* **WORK REQUEST**
Go through the following listing and count each line that contains the string "accessible"; the answer is that number alone.

* **DATA RECORDS**
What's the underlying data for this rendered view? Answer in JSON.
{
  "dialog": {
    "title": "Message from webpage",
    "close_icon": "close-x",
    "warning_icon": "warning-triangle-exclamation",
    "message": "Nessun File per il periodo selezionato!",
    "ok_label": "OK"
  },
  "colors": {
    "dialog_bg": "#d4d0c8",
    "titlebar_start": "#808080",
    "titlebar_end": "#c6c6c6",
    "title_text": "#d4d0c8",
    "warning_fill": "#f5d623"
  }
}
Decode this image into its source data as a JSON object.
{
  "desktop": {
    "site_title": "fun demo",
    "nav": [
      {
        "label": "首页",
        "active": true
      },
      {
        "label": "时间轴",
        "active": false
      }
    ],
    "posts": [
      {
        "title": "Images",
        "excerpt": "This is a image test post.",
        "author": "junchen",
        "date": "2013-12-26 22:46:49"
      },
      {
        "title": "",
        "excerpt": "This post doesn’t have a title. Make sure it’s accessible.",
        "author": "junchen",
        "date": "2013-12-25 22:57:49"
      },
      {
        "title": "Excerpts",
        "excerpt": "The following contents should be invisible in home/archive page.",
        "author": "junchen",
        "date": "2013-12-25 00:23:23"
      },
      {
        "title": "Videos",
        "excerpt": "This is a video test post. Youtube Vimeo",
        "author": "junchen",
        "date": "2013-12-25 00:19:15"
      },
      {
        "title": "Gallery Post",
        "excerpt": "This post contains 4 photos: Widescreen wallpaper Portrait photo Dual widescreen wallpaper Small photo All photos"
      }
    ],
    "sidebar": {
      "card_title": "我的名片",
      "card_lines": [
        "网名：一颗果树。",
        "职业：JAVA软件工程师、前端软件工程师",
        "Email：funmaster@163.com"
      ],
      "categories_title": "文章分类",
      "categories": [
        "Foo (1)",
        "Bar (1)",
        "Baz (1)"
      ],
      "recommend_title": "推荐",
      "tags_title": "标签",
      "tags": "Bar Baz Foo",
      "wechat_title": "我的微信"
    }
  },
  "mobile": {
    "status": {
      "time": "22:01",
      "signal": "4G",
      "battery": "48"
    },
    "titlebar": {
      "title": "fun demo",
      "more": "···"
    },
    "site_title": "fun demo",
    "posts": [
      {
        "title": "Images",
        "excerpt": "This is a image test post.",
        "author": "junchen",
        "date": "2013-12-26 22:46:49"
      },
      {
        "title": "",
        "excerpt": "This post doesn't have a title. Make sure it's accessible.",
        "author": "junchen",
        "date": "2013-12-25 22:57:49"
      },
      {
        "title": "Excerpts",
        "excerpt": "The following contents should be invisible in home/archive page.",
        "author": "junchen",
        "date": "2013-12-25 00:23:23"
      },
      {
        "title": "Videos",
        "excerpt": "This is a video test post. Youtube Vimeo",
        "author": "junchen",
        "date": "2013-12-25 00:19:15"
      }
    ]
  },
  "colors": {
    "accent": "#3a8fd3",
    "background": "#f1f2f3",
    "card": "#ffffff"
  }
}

* **WRITTEN REPLY**
2